My project is based on a schoolhouse in rural Ontario. The schoolhouse was built in 1876 and captured my heart as a child. The school was decommissioned in the 1950’s and purchased at an auction by my mother who then gave it to her father. It sits on 1 acre of land that my relatives had donated for the school. My grandparents lived in a farmhouse nearby and my grandfather used to give me the keys and I’d ride my bike up to the school…and play inside. One summer I even conned neighboring kids to come to my school–I was the teacher, of course! When it came time for my husband and myself to buy or build a house…this was our model and we took as much of the old school to our house. My dream as a little girl was to live in the “little red schoolhouse”.
In the project I’ll show how I made my ring. Have fun and design your own dream house!
This project is proudly presented by Cool Tools. (And I thank them and Bill Struve for this wonderful silver metal clay. It was the perfect clay for my project. It was strong, but flexible when it was bone dry.) Continue reading…
Julia Rai has been a contributor to Creative Fire (Metal Clay Artist Magazine) since 2009. We are thrilled to feature her latest project.
“Penannular style brooches have been used to fasten clothing since the late Iron Age. This style of brooch has a loop of metal with terminals or flattened ends and a moveable pin. The pin is pushed through the fabric and the end of the ring goes under the sharp end of the pin. The ring is then turned locking the pin in place. There are a wide variety of designs for the terminals of historical penannular brooches and this is where the fun comes in on this modern take on an ancient design.
I have used a natural theme for the hoop, texturing it to resemble bark. The terminals use pod, fungi and lichen forms and this is echoed on the curve of the pin.” Continue reading…
This is the sixth project in the Artist Project Series. Anna Siivonen from Sweden shows how she uses sterling silver metal clay and sterling silver wire. Anna is known for her small, whimsical sculpted metal clay jewellery and she brings that creativity to this project.Continue reading…
This is the 5th project in our ongoing series of tutorials sponsored by Cool Tools. All projects use their new silver metal clay EZ960™ Sterling Silver. This project is quite advanced, however, artists of all levels will learn something new!

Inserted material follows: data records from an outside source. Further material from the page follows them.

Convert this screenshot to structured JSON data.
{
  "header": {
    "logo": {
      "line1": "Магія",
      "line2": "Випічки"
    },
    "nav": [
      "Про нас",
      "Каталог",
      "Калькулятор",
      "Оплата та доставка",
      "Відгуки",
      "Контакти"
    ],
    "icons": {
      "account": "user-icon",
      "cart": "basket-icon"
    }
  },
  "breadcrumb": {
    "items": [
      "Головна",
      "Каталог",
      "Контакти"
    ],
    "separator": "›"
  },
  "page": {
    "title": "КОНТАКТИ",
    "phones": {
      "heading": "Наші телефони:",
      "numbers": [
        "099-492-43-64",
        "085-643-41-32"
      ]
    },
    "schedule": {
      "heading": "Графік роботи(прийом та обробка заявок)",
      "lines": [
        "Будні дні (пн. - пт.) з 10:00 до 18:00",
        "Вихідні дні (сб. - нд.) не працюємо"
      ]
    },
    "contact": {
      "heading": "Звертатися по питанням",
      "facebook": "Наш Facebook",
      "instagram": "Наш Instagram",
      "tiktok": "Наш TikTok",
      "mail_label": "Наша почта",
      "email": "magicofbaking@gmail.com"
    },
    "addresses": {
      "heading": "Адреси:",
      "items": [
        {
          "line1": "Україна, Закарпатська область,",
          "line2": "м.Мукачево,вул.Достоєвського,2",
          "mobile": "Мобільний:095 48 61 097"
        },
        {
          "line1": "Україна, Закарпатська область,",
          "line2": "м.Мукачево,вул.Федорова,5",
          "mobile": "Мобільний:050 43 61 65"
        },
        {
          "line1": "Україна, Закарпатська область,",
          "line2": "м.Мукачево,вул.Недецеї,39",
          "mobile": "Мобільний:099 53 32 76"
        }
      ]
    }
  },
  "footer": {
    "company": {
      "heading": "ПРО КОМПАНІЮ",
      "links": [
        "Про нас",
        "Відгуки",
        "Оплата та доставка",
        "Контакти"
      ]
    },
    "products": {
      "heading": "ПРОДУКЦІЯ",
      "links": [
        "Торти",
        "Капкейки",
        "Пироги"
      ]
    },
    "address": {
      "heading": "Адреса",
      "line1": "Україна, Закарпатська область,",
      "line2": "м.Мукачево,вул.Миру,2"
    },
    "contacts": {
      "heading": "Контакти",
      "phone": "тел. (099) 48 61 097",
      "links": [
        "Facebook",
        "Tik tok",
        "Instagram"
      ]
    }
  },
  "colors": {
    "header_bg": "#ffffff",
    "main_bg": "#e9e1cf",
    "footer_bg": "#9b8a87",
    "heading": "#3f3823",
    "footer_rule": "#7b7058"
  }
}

Be inspired by the way Iwona uses a drawing for the plan and layout of her pieces, or by her use of colour as she adds stones and coloured paste to this project! Those who want to learn about hollow forms can follow along and learn about using a burn out media. This beautiful pendant is wearable sculpture! Continue reading…